My sweet readers, several zillion ultra-important questions have been swirling round and round inside of my head since Are You the One? aired a new episode. It’s sort of been hard to sleep, what with my grave fears about what could happen (nothing) should Nutsa and Brett turn out not to be an MTV-approved soulmate match. And that concern isn’t even slightly comparable to the wave of stomach-clenching terror I sometimes feel (it’s probably just cramps) when it dawns on me that this right here will be the very last time these people can try to pair up correctly. But the most ominous question weighing heavy inside of me (along with that fistful of Twix I consumed on Halloween night…and then the next night…and then the night after that) is the question about these contestants and their futures. Let’s just face it – the vast majority came on this show not to find temporary love, but to snag themselves very non-temporary careers as H-list reality stars on every show this network produces until the end of fucking time. I’m pretty sure what’s really been keeping me up nights is how very certain I feel that the very worst of these people are not going anywhere.

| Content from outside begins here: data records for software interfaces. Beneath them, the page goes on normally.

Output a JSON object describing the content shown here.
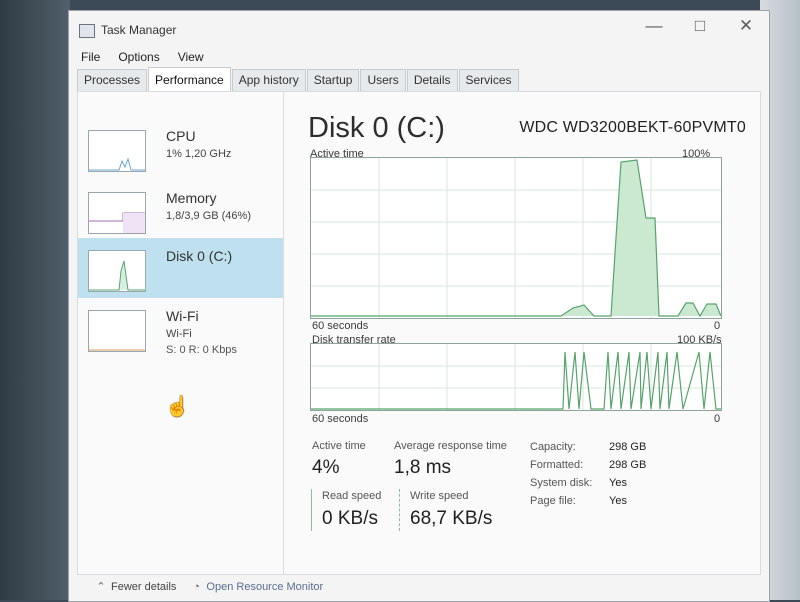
{
  "window": {
    "title": "Task Manager",
    "controls": {
      "minimize": "—",
      "maximize": "□",
      "close": "✕"
    }
  },
  "menu": [
    "File",
    "Options",
    "View"
  ],
  "tabs": [
    "Processes",
    "Performance",
    "App history",
    "Startup",
    "Users",
    "Details",
    "Services"
  ],
  "sidebar": {
    "items": [
      {
        "title": "CPU",
        "sub": "1% 1,20 GHz",
        "sub2": ""
      },
      {
        "title": "Memory",
        "sub": "1,8/3,9 GB (46%)",
        "sub2": ""
      },
      {
        "title": "Disk 0 (C:)",
        "sub": "",
        "sub2": ""
      },
      {
        "title": "Wi-Fi",
        "sub": "Wi-Fi",
        "sub2": "S: 0 R: 0 Kbps"
      }
    ]
  },
  "main": {
    "title": "Disk 0 (C:)",
    "model": "WDC WD3200BEKT-60PVMT0",
    "graph1": {
      "label": "Active time",
      "max": "100%",
      "x_left": "60 seconds",
      "x_right": "0"
    },
    "graph2": {
      "label": "Disk transfer rate",
      "max": "100 KB/s",
      "x_left": "60 seconds",
      "x_right": "0"
    },
    "stats": {
      "active_time_label": "Active time",
      "active_time_value": "4%",
      "avg_response_label": "Average response time",
      "avg_response_value": "1,8 ms",
      "read_speed_label": "Read speed",
      "read_speed_value": "0 KB/s",
      "write_speed_label": "Write speed",
      "write_speed_value": "68,7 KB/s"
    },
    "details": [
      {
        "label": "Capacity:",
        "value": "298 GB"
      },
      {
        "label": "Formatted:",
        "value": "298 GB"
      },
      {
        "label": "System disk:",
        "value": "Yes"
      },
      {
        "label": "Page file:",
        "value": "Yes"
      }
    ]
  },
  "footer": {
    "fewer_details": "Fewer details",
    "open_monitor": "Open Resource Monitor"
  },
  "colors": {
    "graph_green": "#56a46b",
    "graph_fill": "#cbe8d1",
    "selected_bg": "#bfe0ef"
  }
}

Since my mommy and my daddy committed a long time ago to the act of effective parenting, I was raised to be a decent human being. As such, I was able to muster up a bit of empathy for Kwasi when he lost whatever was left of his sanity. I mean, the man crumbled into the lap of a producer while wailing, “I came here for love!” Who amongst us hasn’t had a moment where real love seemed unattainable? Unfortunately, my empathy sort of shriveled up and died rather quickly because though I do happen to be a decent human being, I am also a smart human being and – though it saddens me to say this – intelligence and pragmatism kicks decency’s ass pretty much every time. And so as a smart person, I find myself feeling exactly nothing for Kwasi as he experiences a televised breakdown because what kind of faulty planning must be involved for you to decide that your greatest chance of finding forever love will occur if you enter a house loaded with booze, exhibitionists, exhibitionists drinking booze, something called The Boom Boom Room, and fifty-three cameras? And what insane lies did you need to tell yourself so you could become convinced that a show that’s been on for seven seasons and has ended with most of the couples breaking up both publicly and rather spectacularly would be your emotional safety net? As I cannot even force the decent side of my brain to attempt such a leap in logic, the only thing I feel for Kwasi right now is the hope that there’s some Xanax on the premises.